Crisis, chaos, and change are the three components of every major event.
Remember the existential edginess of 9/11? It’s returned.
During that crisis, we hunkered down at home with loved ones close, glued to our televisions, as the world around us changed. Our hearts trembled in fear that day. We survived.
Crisis, along with its bedfellows of chaos and change, happened again during the Colorado wildfires of 2013.
Maybe not everyone, but edginess and uncertainty ruled with mandatory evacuations for us. We piled two cars with our most precious belongings, two dogs, and ourselves. Our home was spared, but our world changed. We survived.

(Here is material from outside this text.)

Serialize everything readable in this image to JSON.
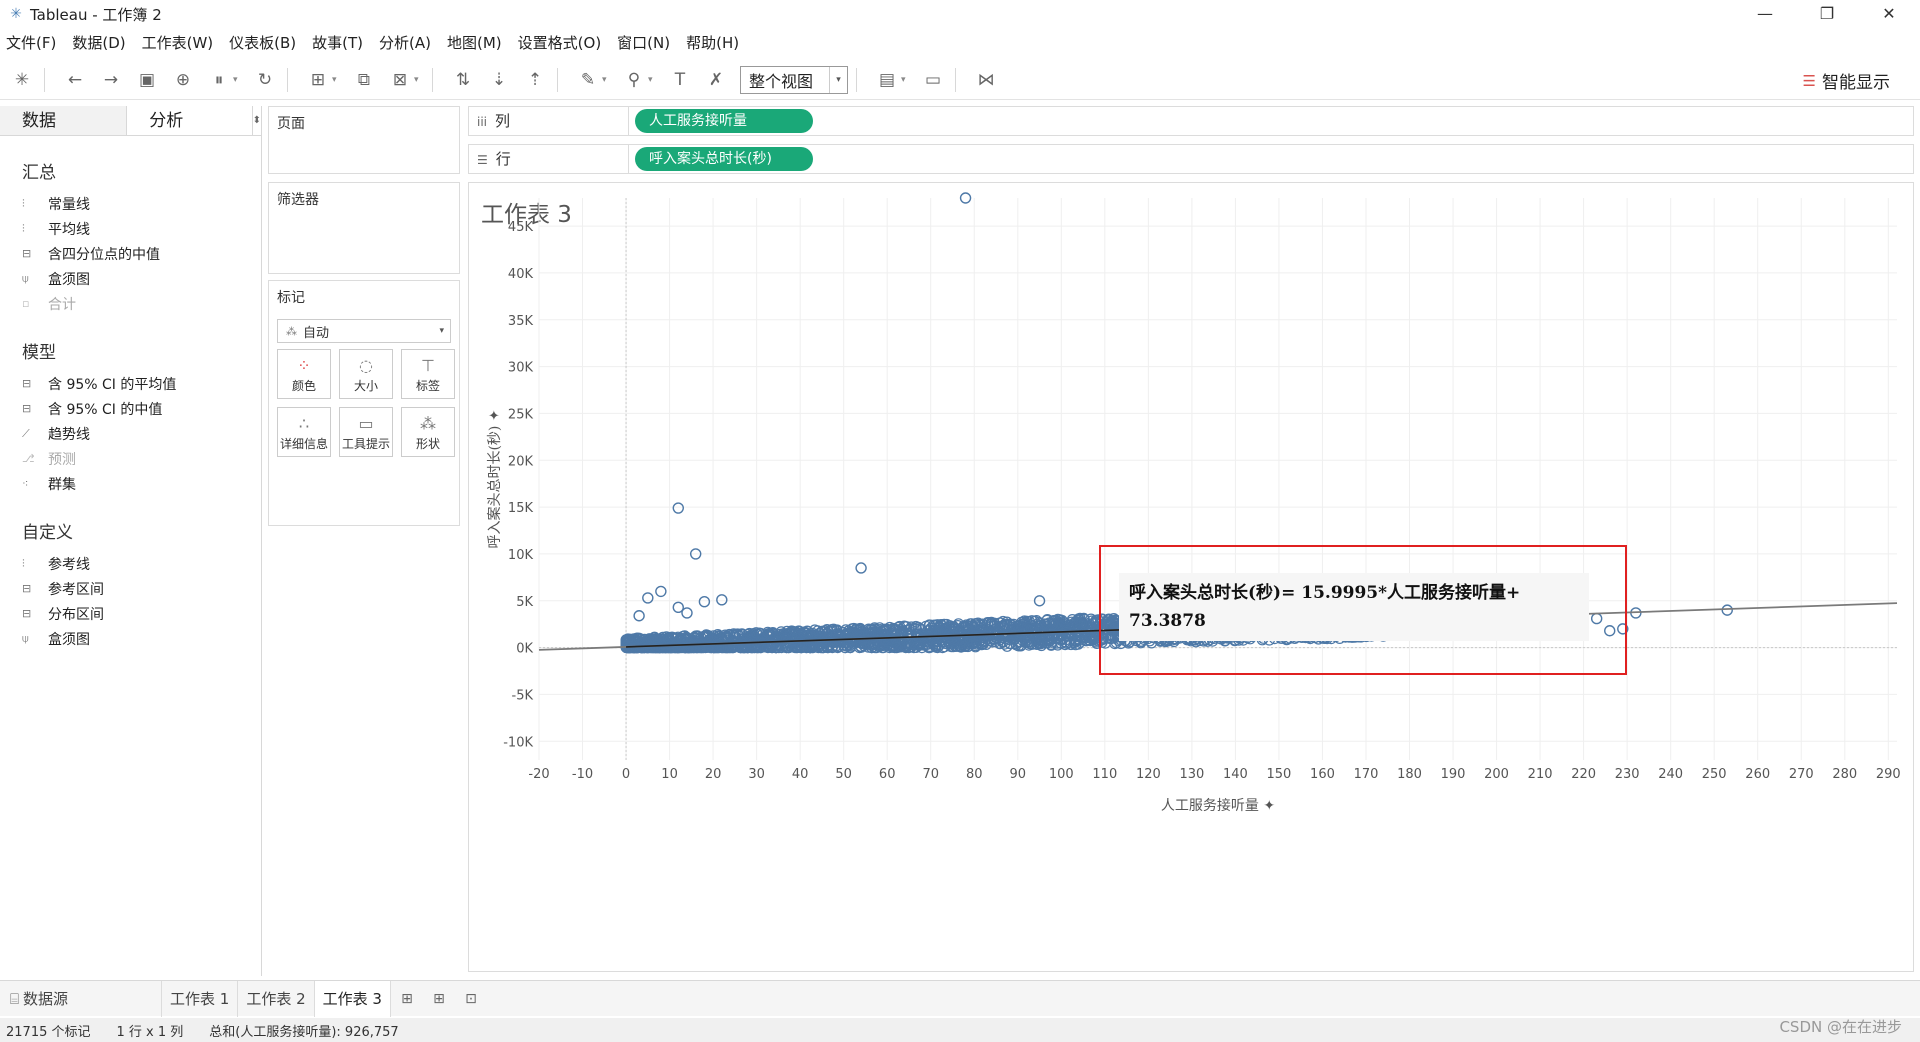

Crisis struck again in 2017 when Harvey dumped torrential waters and once again uncertainty, losses, and dramatic life-changes swirled around us.
Now a pandemic called COVID-19, coronavirus swirls worldwide crisis and chaos.
There’s nothing good about this crisis. Fears are rampant.
No one escapes the chaos of bare grocery store shelves or quarantines, voluntary and mandated. NO toilet paper, really?
As we grope our way along through the chaos, here are six suggestions (paraphrased by me) from Writer Unboxed blog contributor Sarah McCoy.
- Buy Flowers. Splurge on a bouquet at the store or pick some wildflowers or plant some seeds.
- Get Outdoors. Self-isolation doesn’t mean we are locked in jail. Isolate yourself with a walk in nature. Drive to a nature trail, if necessary, where there are crowds.
- A Song. Listen or sing your own. Songs are the medicine of angels, and it will resonate in you for hours… days… however long this quarantine takes.
- Cook. To create a nutritious, virus-free dish for yourself and your loved ones is a simple recipe for joy.
- Write A letter. To another person or yourself in a journal. According to the World Health Organization, the coronavirus can only live on paper for 24 hours. Letters sent through USPS take 2-3 days. It’s safe.
- Read. For a writer like me, that’s a given. It’s my way to escape even when there’s no chaos.
Choose one or all of Ms. McCoy’s suggestions. Doing so requires nothing and will offer great relief from “the toxic fear plaguing us as tenaciously as this microbial foe.”
Take heart in knowing we got through 9/11, wildfires, and floods and so many other crises. We can rest in the assurance this darkness will give way to the light too.